I’ll be honest, before I started this preview, I had assumed there couldn’t be two more evenly matched up teams in the first round. However, after finishing my analysis, I was surprised to find out that the Habs were largely superior to the Rangers in every possession metric I could find. Now, I’ve discussed the use of analytics on this site before, and I am a big proponent of using them to gauge a team’s chance of success. It won’t be 100% what I base my judgement on, but it’ll certainly influence any decision I would make. While the Rangers scored more goals, the reality is hockey is not just about scoring goals and but also about keeping them out. This is where the Canadiens have a marked advantage over the Rangers. In fact, only 2 teams in the NHL allowed fewer goals than the Habs 5v5. As a result, the Habs have a superior GF% (ratio of GF/ GA as a percentage) than the Rangers. The Rangers have gotten sub-par goaltending from Lundqvist and have largely survived with a dangerous powerplay, and an above-league average shooting percentage. The Canadiens seem to be at a disadvantage on paper – they played in the weaker division, lack the scoring depth, and the power play has struggled to generate any additional offense. However, they control the puck and generate lots of shots towards the opponent’s net. Since the coaching change, they have defended at an elite rate, and when it’s all said and done, they have Carey Price in nets. If Lundqvist can turn back the clock, or Raanta can pull off a Halakian effort, I can see this series stretch to 6 or 7 and going the Rangers way. The Rangers are a very good team and can get to Price is the Habs defensive structure breaks down and then begin to allows the Rangers to cycle the puck and set uo their offense. But I’m betting against that; I’m betting on a razor sharp focused Price; and finally I’m betting that the Habs close this series out by winning 4 hard-fought and close games.

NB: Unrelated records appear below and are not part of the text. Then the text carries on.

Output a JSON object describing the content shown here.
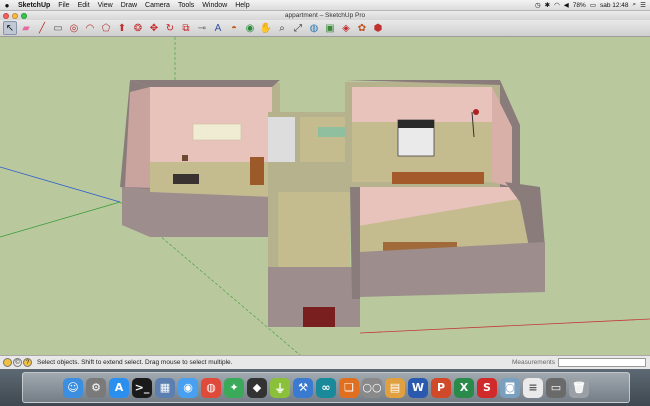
{
  "menubar": {
    "apple": "",
    "items": [
      "SketchUp",
      "File",
      "Edit",
      "View",
      "Draw",
      "Camera",
      "Tools",
      "Window",
      "Help"
    ],
    "battery": "78%",
    "clock": "sab 12:48"
  },
  "window": {
    "title": "appartment – SketchUp Pro"
  },
  "toolbar": {
    "tools": [
      {
        "icon": "select-arrow-icon",
        "glyph": "↖",
        "color": "#222",
        "selected": true
      },
      {
        "icon": "eraser-icon",
        "glyph": "▰",
        "color": "#e46aa0"
      },
      {
        "icon": "pencil-line-icon",
        "glyph": "╱",
        "color": "#b03030"
      },
      {
        "icon": "rectangle-icon",
        "glyph": "▭",
        "color": "#5a5a5a"
      },
      {
        "icon": "circle-icon",
        "glyph": "◎",
        "color": "#b03030"
      },
      {
        "icon": "arc-icon",
        "glyph": "◠",
        "color": "#b03030"
      },
      {
        "icon": "polygon-icon",
        "glyph": "⬠",
        "color": "#b03030"
      },
      {
        "icon": "push-pull-icon",
        "glyph": "⬆",
        "color": "#c03030"
      },
      {
        "icon": "follow-me-icon",
        "glyph": "❂",
        "color": "#c03030"
      },
      {
        "icon": "move-icon",
        "glyph": "✥",
        "color": "#c82020"
      },
      {
        "icon": "rotate-icon",
        "glyph": "↻",
        "color": "#c82020"
      },
      {
        "icon": "scale-icon",
        "glyph": "⧉",
        "color": "#c82020"
      },
      {
        "icon": "tape-measure-icon",
        "glyph": "⊸",
        "color": "#6a6a6a"
      },
      {
        "icon": "text-icon",
        "glyph": "A",
        "color": "#3050a0"
      },
      {
        "icon": "paint-bucket-icon",
        "glyph": "◓",
        "color": "#c06020"
      },
      {
        "icon": "orbit-icon",
        "glyph": "◉",
        "color": "#2a8a3a"
      },
      {
        "icon": "pan-icon",
        "glyph": "✋",
        "color": "#555"
      },
      {
        "icon": "zoom-icon",
        "glyph": "⌕",
        "color": "#333"
      },
      {
        "icon": "zoom-extents-icon",
        "glyph": "⤢",
        "color": "#333"
      },
      {
        "icon": "previous-view-icon",
        "glyph": "◍",
        "color": "#2a7ab0"
      },
      {
        "icon": "warehouse-icon",
        "glyph": "▣",
        "color": "#3a8a3a"
      },
      {
        "icon": "share-model-icon",
        "glyph": "◈",
        "color": "#c03030"
      },
      {
        "icon": "components-icon",
        "glyph": "✿",
        "color": "#c05020"
      },
      {
        "icon": "extension-warehouse-icon",
        "glyph": "⬢",
        "color": "#c03030"
      }
    ]
  },
  "statusbar": {
    "icons": [
      "geo-location-icon",
      "credits-icon",
      "help-icon"
    ],
    "hint": "Select objects. Shift to extend select. Drag mouse to select multiple.",
    "measurements_label": "Measurements",
    "measurements_value": ""
  },
  "dock": {
    "apps": [
      {
        "icon": "finder-icon",
        "glyph": "☺",
        "bg": "#3b8ee0"
      },
      {
        "icon": "system-preferences-icon",
        "glyph": "⚙",
        "bg": "#7a7a7a"
      },
      {
        "icon": "app-store-icon",
        "glyph": "A",
        "bg": "#2b8ff0"
      },
      {
        "icon": "terminal-icon",
        "glyph": ">_",
        "bg": "#1a1a1a"
      },
      {
        "icon": "preview-icon",
        "glyph": "▦",
        "bg": "#5a7fb0"
      },
      {
        "icon": "messages-icon",
        "glyph": "◉",
        "bg": "#4aa0f0"
      },
      {
        "icon": "chrome-icon",
        "glyph": "◍",
        "bg": "#e04a3a"
      },
      {
        "icon": "maps-icon",
        "glyph": "✦",
        "bg": "#3aaa5a"
      },
      {
        "icon": "unity-icon",
        "glyph": "◆",
        "bg": "#333333"
      },
      {
        "icon": "android-file-transfer-icon",
        "glyph": "⏚",
        "bg": "#8ac03a"
      },
      {
        "icon": "xcode-icon",
        "glyph": "⚒",
        "bg": "#3a7ad0"
      },
      {
        "icon": "arduino-icon",
        "glyph": "∞",
        "bg": "#1a8a9a"
      },
      {
        "icon": "sketchup-icon",
        "glyph": "❏",
        "bg": "#e07020"
      },
      {
        "icon": "preview-glasses-icon",
        "glyph": "○○",
        "bg": "#8a8a8a"
      },
      {
        "icon": "ibooks-icon",
        "glyph": "▤",
        "bg": "#e0a040"
      },
      {
        "icon": "word-icon",
        "glyph": "W",
        "bg": "#2a5ab0"
      },
      {
        "icon": "powerpoint-icon",
        "glyph": "P",
        "bg": "#d04a2a"
      },
      {
        "icon": "excel-icon",
        "glyph": "X",
        "bg": "#2a8a4a"
      },
      {
        "icon": "sketchup-pro-icon",
        "glyph": "S",
        "bg": "#d02a2a"
      },
      {
        "icon": "camera-icon",
        "glyph": "◙",
        "bg": "#7aa0c0"
      },
      {
        "icon": "document-icon",
        "glyph": "≡",
        "bg": "#eaeaea"
      },
      {
        "icon": "image-capture-icon",
        "glyph": "▭",
        "bg": "#6a6a6a"
      },
      {
        "icon": "trash-icon",
        "glyph": "🗑",
        "bg": "#9aa0a6"
      }
    ]
  },
  "colors": {
    "background": "#b9c99d",
    "wall": "#9e8e8e",
    "wall_interior": "#e4bcb4",
    "floor": "#b7b28e"
  }
}
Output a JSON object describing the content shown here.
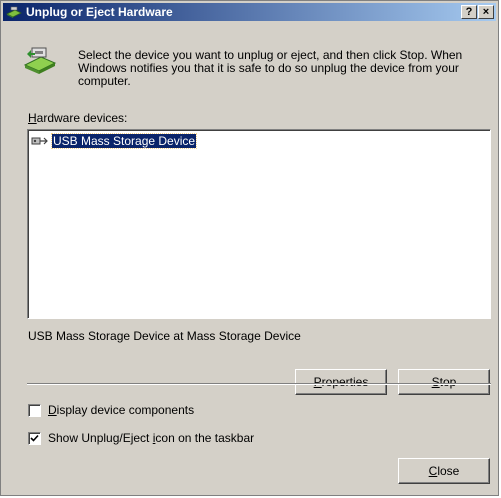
{
  "window": {
    "title": "Unplug or Eject Hardware",
    "help_button": "?",
    "close_button": "×"
  },
  "intro": {
    "text": "Select the device you want to unplug or eject, and then click Stop. When Windows notifies you that it is safe to do so unplug the device from your computer.",
    "icon": "unplug-hardware-icon"
  },
  "hardware_devices": {
    "label": "Hardware devices:",
    "items": [
      {
        "label": "USB Mass Storage Device",
        "icon": "usb-device-icon",
        "selected": true
      }
    ]
  },
  "device_description": "USB Mass Storage Device at Mass Storage Device",
  "buttons": {
    "properties": "Properties",
    "stop": "Stop",
    "close": "Close"
  },
  "options": {
    "display_components": {
      "label": "Display device components",
      "checked": false
    },
    "show_icon": {
      "label": "Show Unplug/Eject icon on the taskbar",
      "checked": true
    }
  },
  "colors": {
    "title_gradient_start": "#0a246a",
    "title_gradient_end": "#a6caf0",
    "dialog_bg": "#d4d0c8",
    "selection": "#0a246a"
  }
}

How many games will it take? Honestly I have no idea because every game will be a battle. It could easily go 7, but I’ll go out on the limb and say Habs in 5 with a Carey Price shutout to win the series at home.
Go Habs Go.